And Sister Helen carries on. In an early interview, she was asked about the course her life had taken. Referring to her first intentions when she entered religious life, Prejean said that her life actually has not taken that different a course.
“’I still feel like I am a teacher,” she said. “My classroom’s bigger now, it includes the United States and Europe and the United Nations and a lot of media interviews, but basically it’s living the Gospel message the best that I can and sharing what I learn along the way’.”
And so it is. Yes, Sister Helen carries on. Speaking, writing – now her spiritual memoir, River of Fire – expanding the Play Project, collaborating with a wide range of abolitionist organizations, engaging the death penalty discourse in any and all ways possible, always moving towards social justice, always in that on-going process of reflection on experience, social analysis, moral judgment and action.

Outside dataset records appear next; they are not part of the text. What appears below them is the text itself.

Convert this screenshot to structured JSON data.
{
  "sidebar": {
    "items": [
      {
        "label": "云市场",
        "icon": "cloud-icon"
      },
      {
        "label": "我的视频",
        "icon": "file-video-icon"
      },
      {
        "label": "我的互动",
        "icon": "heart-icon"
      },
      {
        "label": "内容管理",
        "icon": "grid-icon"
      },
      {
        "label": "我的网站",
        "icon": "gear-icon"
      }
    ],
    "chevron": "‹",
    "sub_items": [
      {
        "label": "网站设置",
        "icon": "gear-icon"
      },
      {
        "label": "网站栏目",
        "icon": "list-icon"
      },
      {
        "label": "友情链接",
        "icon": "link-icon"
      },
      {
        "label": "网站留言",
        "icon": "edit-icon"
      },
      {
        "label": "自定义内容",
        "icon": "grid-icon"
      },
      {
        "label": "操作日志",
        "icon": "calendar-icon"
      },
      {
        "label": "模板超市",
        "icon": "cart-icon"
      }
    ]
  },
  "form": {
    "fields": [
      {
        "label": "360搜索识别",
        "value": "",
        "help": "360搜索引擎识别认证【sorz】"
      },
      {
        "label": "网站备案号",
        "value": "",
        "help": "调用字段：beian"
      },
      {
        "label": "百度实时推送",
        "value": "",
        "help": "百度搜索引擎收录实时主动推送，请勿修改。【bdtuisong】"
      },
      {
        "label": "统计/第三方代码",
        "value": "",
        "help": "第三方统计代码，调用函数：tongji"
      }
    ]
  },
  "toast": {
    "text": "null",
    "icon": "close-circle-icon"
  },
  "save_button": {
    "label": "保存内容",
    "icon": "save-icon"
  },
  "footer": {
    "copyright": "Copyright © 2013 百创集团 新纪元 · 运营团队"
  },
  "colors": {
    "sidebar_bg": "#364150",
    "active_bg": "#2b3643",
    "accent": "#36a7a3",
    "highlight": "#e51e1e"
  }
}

The injustice of oppressive social structures must be named and must be challenged. In matters of justice, there is no neutral ground; we all stand -by design or default, by action or inaction- with the either oppressors or the oppressed. Those who wish to stand on the side of justice are compelled to act, for there can be no justice without action. The story of Sister Helen Prejean – and the stories of countless activists, some well-known and many not – illustrates this: moving towards social justice, moving towards an end to structural oppression, is an ever-emerging, always evolving process where new insights are continually gained, and new actions imagined and undertaken.
Moving towards social justice requires the recognition that each day, each setting, each circumstance provides new opportunities for action in any number of arenas. It requires the recognition that each of us can contribute in ways small or large. In the very last lines of the introduction to The Death of Innocents (2005 p xvi), Sister Helen closes with these words, which bear repeating here –
“…May you be impassioned to devote your life to soul-size work.
I hope what you learn here sets you on fire.”